Despite being a thoroughly humble and unassuming sort, Joe Wright has led quite the life. From drinking in the pub as a youngster with Kathy Burke to creating live visuals for The Chemical Brothers, he's long held ties to key players in British culture. Not that he's become a director of great repute on anything other than merit - as evidenced by his latest movie, Darkest Hour.
Telling the story of Winston Churchill's early days as Prime Minister during World War II, Darkest Hour revolves around an extraordinary central performance from Gary Oldman, which has already landed him a Golden Globe. But the brilliance of this film is about so much more than that - thanks in no small part to Joe's all-encompassing vision.
Darkest Hour is up for a whopping nine awards at the EE BAFTAs. As well as Gary's inevitable nomination, these include Best Film and, appropriately enough for our purposes, Best Music for Dario Marianelli.

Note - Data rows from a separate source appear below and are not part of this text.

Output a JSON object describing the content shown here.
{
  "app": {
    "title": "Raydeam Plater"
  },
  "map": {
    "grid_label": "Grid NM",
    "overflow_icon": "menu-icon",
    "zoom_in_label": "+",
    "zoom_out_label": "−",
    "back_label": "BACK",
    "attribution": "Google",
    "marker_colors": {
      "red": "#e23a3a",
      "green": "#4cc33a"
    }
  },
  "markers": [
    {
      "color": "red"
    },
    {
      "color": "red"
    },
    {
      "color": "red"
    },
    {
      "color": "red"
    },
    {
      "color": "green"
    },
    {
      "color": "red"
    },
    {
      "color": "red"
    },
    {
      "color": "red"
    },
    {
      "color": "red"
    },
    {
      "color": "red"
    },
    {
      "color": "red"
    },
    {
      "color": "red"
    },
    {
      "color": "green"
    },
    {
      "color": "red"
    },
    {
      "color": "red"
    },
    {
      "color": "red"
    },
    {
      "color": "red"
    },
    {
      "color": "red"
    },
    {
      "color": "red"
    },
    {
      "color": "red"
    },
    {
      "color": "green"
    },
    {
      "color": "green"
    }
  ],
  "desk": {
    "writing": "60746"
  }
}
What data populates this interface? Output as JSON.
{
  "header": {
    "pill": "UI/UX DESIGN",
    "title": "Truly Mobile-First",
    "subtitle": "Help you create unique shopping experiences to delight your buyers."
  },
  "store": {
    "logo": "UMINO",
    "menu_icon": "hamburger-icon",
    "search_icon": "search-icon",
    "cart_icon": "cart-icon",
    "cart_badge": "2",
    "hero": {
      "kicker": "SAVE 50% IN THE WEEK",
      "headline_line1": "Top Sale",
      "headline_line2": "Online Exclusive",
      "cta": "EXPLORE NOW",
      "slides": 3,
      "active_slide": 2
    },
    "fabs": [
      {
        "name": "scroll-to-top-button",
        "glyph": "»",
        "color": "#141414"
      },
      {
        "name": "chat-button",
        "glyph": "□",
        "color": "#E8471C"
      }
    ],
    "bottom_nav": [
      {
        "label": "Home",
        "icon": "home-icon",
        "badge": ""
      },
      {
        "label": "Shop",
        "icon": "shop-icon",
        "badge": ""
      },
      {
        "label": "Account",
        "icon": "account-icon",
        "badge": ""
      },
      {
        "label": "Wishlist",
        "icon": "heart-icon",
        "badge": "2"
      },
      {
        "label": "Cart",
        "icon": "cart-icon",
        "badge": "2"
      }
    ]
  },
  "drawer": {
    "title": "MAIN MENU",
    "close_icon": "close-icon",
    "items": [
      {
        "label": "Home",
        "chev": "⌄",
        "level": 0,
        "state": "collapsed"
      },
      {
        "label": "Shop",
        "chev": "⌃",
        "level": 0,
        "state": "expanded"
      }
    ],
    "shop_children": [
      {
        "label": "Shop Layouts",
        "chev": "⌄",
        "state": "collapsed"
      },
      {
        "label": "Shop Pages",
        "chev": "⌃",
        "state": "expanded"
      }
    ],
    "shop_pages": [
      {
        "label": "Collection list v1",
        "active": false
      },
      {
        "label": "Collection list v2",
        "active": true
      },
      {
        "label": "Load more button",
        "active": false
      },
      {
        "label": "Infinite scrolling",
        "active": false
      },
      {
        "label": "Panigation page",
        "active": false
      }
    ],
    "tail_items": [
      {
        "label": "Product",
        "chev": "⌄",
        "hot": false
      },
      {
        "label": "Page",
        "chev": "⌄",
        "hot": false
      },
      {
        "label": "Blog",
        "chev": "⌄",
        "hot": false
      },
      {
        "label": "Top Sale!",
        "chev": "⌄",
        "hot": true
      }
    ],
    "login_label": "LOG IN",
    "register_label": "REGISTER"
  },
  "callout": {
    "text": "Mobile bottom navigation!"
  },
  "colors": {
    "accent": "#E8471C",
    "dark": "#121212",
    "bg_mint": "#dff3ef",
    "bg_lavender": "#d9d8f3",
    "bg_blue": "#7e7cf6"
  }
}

On Joe's instruction, Dario's score was inspired by the modernist movement of the 50s and 60s, and specifically a more recent work called Hammers by contemporary German composer Nils Frahm.